§ **The problem**: Wherever "price" turns up in the entries, copy out the line that holds it.

(Dataset records)

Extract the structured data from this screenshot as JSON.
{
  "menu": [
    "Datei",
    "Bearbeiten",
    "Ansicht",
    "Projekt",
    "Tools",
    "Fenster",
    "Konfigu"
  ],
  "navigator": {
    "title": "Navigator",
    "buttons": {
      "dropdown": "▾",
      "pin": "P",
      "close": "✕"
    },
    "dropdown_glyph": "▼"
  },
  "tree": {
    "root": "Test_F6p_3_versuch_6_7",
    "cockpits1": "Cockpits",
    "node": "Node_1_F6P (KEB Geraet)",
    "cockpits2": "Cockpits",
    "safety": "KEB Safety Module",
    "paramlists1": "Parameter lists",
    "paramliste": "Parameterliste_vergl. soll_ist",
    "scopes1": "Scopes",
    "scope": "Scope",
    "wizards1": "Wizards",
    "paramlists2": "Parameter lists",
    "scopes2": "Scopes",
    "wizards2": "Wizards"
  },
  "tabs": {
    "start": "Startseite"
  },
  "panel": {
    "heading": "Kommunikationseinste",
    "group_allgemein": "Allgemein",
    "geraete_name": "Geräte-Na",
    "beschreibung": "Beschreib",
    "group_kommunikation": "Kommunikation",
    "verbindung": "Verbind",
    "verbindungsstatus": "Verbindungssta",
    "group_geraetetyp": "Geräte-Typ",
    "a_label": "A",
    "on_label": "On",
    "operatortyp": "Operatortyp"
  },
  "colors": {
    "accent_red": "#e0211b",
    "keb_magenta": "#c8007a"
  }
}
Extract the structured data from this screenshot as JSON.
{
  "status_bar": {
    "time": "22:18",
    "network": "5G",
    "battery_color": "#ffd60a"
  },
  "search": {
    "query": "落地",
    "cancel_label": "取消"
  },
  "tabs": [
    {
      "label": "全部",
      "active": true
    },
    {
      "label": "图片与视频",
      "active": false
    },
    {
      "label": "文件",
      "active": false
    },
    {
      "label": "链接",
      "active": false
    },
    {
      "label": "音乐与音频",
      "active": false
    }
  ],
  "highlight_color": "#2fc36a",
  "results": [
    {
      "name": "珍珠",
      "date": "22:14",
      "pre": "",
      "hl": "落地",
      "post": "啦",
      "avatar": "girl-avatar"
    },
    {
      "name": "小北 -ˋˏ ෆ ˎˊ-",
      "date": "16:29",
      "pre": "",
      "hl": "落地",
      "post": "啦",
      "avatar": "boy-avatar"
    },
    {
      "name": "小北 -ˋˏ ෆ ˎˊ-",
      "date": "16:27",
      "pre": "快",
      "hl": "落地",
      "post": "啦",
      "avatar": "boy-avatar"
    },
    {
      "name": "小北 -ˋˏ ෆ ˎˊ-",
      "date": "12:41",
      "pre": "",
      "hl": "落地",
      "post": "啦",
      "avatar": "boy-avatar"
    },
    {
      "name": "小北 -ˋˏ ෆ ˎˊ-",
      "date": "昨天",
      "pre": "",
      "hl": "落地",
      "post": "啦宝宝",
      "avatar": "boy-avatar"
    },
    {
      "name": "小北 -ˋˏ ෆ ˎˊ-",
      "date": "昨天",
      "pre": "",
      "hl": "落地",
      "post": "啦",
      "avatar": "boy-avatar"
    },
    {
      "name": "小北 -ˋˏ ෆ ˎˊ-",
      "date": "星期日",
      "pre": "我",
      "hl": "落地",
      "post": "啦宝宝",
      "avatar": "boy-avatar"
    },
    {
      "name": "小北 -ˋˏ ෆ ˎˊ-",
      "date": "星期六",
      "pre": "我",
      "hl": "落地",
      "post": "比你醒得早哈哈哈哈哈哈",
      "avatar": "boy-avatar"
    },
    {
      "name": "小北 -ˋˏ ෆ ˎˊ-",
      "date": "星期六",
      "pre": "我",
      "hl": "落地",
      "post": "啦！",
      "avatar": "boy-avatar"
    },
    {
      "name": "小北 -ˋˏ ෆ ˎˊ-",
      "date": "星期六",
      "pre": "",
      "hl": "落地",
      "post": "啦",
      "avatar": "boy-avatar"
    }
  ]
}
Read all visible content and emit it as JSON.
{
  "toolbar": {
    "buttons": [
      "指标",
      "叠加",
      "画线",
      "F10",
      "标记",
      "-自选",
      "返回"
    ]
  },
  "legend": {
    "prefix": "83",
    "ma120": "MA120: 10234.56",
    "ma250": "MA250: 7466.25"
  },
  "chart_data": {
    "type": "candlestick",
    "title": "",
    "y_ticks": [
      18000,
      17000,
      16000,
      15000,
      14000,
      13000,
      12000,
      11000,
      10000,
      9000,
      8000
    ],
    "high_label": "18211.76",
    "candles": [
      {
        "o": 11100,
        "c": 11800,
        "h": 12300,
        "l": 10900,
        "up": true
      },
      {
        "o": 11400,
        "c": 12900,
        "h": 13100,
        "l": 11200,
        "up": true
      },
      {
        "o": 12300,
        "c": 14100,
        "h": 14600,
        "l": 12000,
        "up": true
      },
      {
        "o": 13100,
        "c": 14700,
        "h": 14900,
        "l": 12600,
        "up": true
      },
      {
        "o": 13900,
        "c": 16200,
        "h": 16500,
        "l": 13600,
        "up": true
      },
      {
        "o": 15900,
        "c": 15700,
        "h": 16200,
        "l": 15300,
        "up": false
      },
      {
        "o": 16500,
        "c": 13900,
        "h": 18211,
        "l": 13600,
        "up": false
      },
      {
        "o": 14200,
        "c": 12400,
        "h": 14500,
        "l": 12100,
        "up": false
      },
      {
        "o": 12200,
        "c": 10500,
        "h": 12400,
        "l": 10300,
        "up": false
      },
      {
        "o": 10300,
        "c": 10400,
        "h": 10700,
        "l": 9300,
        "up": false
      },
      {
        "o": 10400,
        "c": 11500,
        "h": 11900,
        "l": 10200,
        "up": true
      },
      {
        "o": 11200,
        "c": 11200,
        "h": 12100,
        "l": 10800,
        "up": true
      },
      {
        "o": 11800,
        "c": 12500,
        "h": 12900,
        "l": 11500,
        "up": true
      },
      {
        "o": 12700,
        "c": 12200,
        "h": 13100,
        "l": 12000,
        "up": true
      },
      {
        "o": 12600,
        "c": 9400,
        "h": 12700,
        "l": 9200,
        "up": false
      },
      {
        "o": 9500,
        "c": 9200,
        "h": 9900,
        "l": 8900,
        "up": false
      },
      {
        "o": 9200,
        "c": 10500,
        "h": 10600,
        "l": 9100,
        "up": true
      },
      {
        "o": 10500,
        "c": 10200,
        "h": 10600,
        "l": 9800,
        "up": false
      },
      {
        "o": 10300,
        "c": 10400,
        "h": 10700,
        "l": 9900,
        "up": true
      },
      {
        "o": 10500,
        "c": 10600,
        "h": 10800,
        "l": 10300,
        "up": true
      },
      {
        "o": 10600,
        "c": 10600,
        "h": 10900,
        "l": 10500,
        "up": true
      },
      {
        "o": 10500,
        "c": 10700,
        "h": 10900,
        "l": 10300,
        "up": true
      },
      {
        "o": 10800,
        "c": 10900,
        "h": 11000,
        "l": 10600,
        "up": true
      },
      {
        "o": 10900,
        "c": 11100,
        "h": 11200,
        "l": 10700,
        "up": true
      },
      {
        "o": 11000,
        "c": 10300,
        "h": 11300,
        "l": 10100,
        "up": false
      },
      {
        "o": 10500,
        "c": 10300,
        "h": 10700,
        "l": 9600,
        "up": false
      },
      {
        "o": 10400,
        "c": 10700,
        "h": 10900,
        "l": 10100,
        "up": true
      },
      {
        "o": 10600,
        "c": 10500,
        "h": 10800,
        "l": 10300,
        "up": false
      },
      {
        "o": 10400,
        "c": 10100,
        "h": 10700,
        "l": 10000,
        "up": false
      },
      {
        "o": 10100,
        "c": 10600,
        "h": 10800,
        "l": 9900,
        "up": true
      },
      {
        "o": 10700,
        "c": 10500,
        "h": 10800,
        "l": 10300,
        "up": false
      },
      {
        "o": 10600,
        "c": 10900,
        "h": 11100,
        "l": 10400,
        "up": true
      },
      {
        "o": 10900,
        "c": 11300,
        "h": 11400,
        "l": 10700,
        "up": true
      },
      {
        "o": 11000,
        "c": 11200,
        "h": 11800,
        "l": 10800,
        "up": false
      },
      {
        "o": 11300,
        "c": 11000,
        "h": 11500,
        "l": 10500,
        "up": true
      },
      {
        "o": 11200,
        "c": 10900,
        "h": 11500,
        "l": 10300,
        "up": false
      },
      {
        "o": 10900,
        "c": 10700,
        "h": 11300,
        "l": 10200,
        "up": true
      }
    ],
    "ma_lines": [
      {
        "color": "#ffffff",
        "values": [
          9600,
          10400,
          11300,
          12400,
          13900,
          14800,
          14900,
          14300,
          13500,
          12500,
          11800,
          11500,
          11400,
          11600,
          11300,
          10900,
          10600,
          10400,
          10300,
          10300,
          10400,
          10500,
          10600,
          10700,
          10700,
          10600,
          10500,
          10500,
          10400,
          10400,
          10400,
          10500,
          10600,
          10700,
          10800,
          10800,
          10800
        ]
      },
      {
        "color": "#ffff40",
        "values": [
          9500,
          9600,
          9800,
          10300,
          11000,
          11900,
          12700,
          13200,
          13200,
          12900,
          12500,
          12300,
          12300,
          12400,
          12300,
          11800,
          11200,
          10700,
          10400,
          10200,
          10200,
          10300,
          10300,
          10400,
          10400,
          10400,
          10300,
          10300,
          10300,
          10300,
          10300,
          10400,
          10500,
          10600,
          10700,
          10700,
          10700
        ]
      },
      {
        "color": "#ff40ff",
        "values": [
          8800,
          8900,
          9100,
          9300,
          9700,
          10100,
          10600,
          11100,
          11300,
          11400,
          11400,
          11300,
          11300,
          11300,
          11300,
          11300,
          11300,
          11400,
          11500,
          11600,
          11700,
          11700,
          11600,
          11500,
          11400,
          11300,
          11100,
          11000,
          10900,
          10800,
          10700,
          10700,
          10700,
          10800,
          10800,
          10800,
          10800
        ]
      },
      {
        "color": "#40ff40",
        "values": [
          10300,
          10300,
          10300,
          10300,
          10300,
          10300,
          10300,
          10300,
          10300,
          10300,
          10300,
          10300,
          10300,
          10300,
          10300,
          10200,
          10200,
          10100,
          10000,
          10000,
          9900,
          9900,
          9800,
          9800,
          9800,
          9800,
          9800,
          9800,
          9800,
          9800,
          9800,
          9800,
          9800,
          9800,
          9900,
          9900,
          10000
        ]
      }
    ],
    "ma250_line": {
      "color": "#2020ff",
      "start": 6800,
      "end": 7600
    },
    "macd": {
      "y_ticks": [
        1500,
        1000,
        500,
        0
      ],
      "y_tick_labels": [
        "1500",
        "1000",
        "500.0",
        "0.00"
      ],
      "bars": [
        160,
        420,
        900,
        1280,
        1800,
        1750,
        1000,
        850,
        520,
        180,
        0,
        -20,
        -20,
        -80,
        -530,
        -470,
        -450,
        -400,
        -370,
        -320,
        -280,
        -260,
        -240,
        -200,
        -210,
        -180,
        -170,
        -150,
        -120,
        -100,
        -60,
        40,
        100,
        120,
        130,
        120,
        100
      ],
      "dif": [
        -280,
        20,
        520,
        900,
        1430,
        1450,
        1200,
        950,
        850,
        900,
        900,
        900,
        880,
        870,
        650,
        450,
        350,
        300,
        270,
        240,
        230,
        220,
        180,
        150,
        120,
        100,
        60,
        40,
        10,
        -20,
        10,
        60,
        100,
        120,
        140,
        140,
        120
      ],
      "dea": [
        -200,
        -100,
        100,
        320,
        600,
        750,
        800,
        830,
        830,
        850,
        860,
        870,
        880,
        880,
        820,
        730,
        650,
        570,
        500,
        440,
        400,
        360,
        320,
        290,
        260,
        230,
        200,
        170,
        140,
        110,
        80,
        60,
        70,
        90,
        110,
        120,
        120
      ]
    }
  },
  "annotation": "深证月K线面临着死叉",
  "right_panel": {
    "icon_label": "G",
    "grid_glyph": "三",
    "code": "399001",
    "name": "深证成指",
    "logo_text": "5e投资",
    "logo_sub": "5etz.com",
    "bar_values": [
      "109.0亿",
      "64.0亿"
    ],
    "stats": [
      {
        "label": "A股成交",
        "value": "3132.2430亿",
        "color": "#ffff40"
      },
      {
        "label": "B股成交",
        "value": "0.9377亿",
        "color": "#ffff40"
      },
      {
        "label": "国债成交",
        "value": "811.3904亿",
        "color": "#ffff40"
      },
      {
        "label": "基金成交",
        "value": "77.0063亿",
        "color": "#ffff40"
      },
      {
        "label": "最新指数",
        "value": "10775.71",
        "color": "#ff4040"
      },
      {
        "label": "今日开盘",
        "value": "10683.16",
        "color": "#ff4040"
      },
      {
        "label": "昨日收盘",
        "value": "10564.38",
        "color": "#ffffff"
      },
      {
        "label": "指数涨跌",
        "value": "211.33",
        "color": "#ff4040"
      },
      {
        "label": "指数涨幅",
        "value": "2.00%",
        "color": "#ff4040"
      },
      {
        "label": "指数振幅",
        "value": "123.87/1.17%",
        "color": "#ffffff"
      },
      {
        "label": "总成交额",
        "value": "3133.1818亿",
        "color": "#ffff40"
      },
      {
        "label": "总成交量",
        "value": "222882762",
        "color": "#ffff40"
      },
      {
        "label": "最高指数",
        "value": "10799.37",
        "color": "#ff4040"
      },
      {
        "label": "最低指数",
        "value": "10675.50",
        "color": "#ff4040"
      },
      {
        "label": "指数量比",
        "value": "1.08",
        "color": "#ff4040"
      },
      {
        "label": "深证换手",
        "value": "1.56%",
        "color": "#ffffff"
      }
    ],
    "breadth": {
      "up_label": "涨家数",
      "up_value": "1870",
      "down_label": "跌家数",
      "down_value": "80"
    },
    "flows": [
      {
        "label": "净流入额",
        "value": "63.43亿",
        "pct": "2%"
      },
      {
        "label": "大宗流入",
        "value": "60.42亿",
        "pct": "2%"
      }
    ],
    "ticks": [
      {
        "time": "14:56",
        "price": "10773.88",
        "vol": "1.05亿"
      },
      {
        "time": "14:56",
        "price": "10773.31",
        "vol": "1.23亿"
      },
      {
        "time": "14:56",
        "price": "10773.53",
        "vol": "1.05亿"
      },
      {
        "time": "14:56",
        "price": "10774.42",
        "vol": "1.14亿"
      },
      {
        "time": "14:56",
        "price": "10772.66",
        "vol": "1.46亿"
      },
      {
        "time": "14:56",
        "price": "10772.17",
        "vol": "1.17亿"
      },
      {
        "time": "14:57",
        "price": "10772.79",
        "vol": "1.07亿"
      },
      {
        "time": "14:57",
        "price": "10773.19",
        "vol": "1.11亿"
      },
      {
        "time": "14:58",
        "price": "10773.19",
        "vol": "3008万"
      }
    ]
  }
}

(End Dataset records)

§ **Exercise solution**:
        "price": "10773.88",
        "price": "10773.31",
        "price": "10773.53",
        "price": "10774.42",
        "price": "10772.66",
        "price": "10772.17",
        "price": "10772.79",
        "price": "10773.19",
        "price": "10773.19",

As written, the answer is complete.